The best time to write a Return to Work Policy is before your company needs one. If your business has had injures in the past, or even if there have been no injuries yet, now is the perfect time to formalize your Return to Work Program in writing. We will explain what goes into a policy and provide you with specific guidelines for what needs to be addressed in the Return to Work Program.

What To Do Before Establishing the Return to Work Program

Before writing the policy, companies should appoint a team of employees, supervisors, and upper management to perform research on past injuries and determine alternate duty positions. Commitment from all levels of the organization will greatly assist in running the program smoothly.
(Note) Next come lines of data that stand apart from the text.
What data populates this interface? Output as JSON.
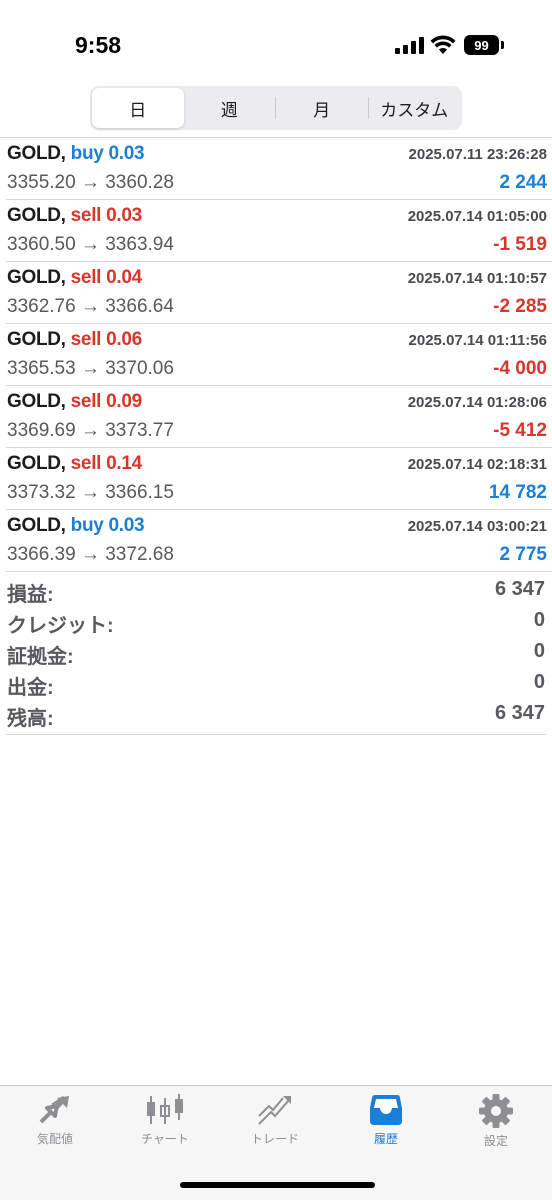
{
  "status_bar": {
    "time": "9:58",
    "battery": "99"
  },
  "period_tabs": [
    {
      "label": "日",
      "active": true
    },
    {
      "label": "週",
      "active": false
    },
    {
      "label": "月",
      "active": false
    },
    {
      "label": "カスタム",
      "active": false
    }
  ],
  "trades": [
    {
      "symbol": "GOLD,",
      "side": "buy 0.03",
      "direction": "buy",
      "time": "2025.07.11 23:26:28",
      "prices": "3355.20 → 3360.28",
      "profit": "2 244",
      "profit_sign": "pos"
    },
    {
      "symbol": "GOLD,",
      "side": "sell 0.03",
      "direction": "sell",
      "time": "2025.07.14 01:05:00",
      "prices": "3360.50 → 3363.94",
      "profit": "-1 519",
      "profit_sign": "neg"
    },
    {
      "symbol": "GOLD,",
      "side": "sell 0.04",
      "direction": "sell",
      "time": "2025.07.14 01:10:57",
      "prices": "3362.76 → 3366.64",
      "profit": "-2 285",
      "profit_sign": "neg"
    },
    {
      "symbol": "GOLD,",
      "side": "sell 0.06",
      "direction": "sell",
      "time": "2025.07.14 01:11:56",
      "prices": "3365.53 → 3370.06",
      "profit": "-4 000",
      "profit_sign": "neg"
    },
    {
      "symbol": "GOLD,",
      "side": "sell 0.09",
      "direction": "sell",
      "time": "2025.07.14 01:28:06",
      "prices": "3369.69 → 3373.77",
      "profit": "-5 412",
      "profit_sign": "neg"
    },
    {
      "symbol": "GOLD,",
      "side": "sell 0.14",
      "direction": "sell",
      "time": "2025.07.14 02:18:31",
      "prices": "3373.32 → 3366.15",
      "profit": "14 782",
      "profit_sign": "pos"
    },
    {
      "symbol": "GOLD,",
      "side": "buy 0.03",
      "direction": "buy",
      "time": "2025.07.14 03:00:21",
      "prices": "3366.39 → 3372.68",
      "profit": "2 775",
      "profit_sign": "pos"
    }
  ],
  "summary": [
    {
      "label": "損益:",
      "value": "6 347"
    },
    {
      "label": "クレジット:",
      "value": "0"
    },
    {
      "label": "証拠金:",
      "value": "0"
    },
    {
      "label": "出金:",
      "value": "0"
    },
    {
      "label": "残高:",
      "value": "6 347"
    }
  ],
  "tabbar": [
    {
      "label": "気配値",
      "icon": "quotes-icon",
      "active": false
    },
    {
      "label": "チャート",
      "icon": "candlestick-icon",
      "active": false
    },
    {
      "label": "トレード",
      "icon": "trade-icon",
      "active": false
    },
    {
      "label": "履歴",
      "icon": "inbox-icon",
      "active": true
    },
    {
      "label": "設定",
      "icon": "gear-icon",
      "active": false
    }
  ],
  "colors": {
    "buy": "#1a7fd6",
    "sell": "#d9352b",
    "active_tab": "#1a7fd6",
    "inactive_tab": "#8e8e93"
  }
}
In addition, each job where injuries have occurred or may occur should be analyzed. Are there any other safety protocols that could be implemented? Is the safety training adequate for the position? Feedback from current employees can help businesses keep their workplace as safe as possible and prevent injuries. These job analyses, which should describe the position’s tasks, work environment, education or training, and equipment used, are also helpful in identifying opportunities for light or alternate duty positions.


Return to Work Program Template

There are several components to a successful Return to Work Program. Clearly defining and communicating everyone’s roles is essential in helping injured workers receive the necessary treatment and return to work when medically feasible. Below we have created a template with an explanation for each section that employers can use to get started on their own program.


The policy should begin with the objective of the Return to Work Program. This typically involves getting injured workers proper medical treatment and minimizing the amount of time they are out of work.

Defined Roles & Responsibilities

Companies must specify who needs to be notified at different phases during the injury and treatment process. For every employee, supervisor, or contact person, list their duties and responsibilities. This ensures that workers always know where to turn if they get injured or have questions about the process while they are on leave.

Alternate Duty Definition

With the help of employees and supervisors, the main points of alternate duty should be defined. Although the specifics of alternate or modified duty will depend on the position, some factors will always apply. These include wages (will employees receive the same wage as their original position?), hours, accommodations available, and any other relevant HR policies.


The Procedures section of the policy describes the steps that injured employees and supervisors should take when an incident occurs. This includes items such as how the employee should report the incident (e.g., in writing to the designated supervisor or workers’ compensation contact person), the forms that the supervisor should complete, and how the employee should begin treatment with the preferred medical provider. After treatment, the procedures should explain the approval process for the injured employee to return to an alternate duty position or their original position, including items such as a physician evaluation form and alternate duty job description.

By involving employees throughout the company and writing a formalized Return to Work Policy, your company will help reduce lost time, wages, and productivity resulting from on-the-job injuries. Filling out the template above will provide a clear and concise reference for your employees. If you’d like to see Return to Work Program samples, click here to visit the Pennsylvania Department of Labor and Industry’s website.

If you have a challenging workers’ compensation case or need help with your Return to Work Program, contact us or fill out our Referral Form.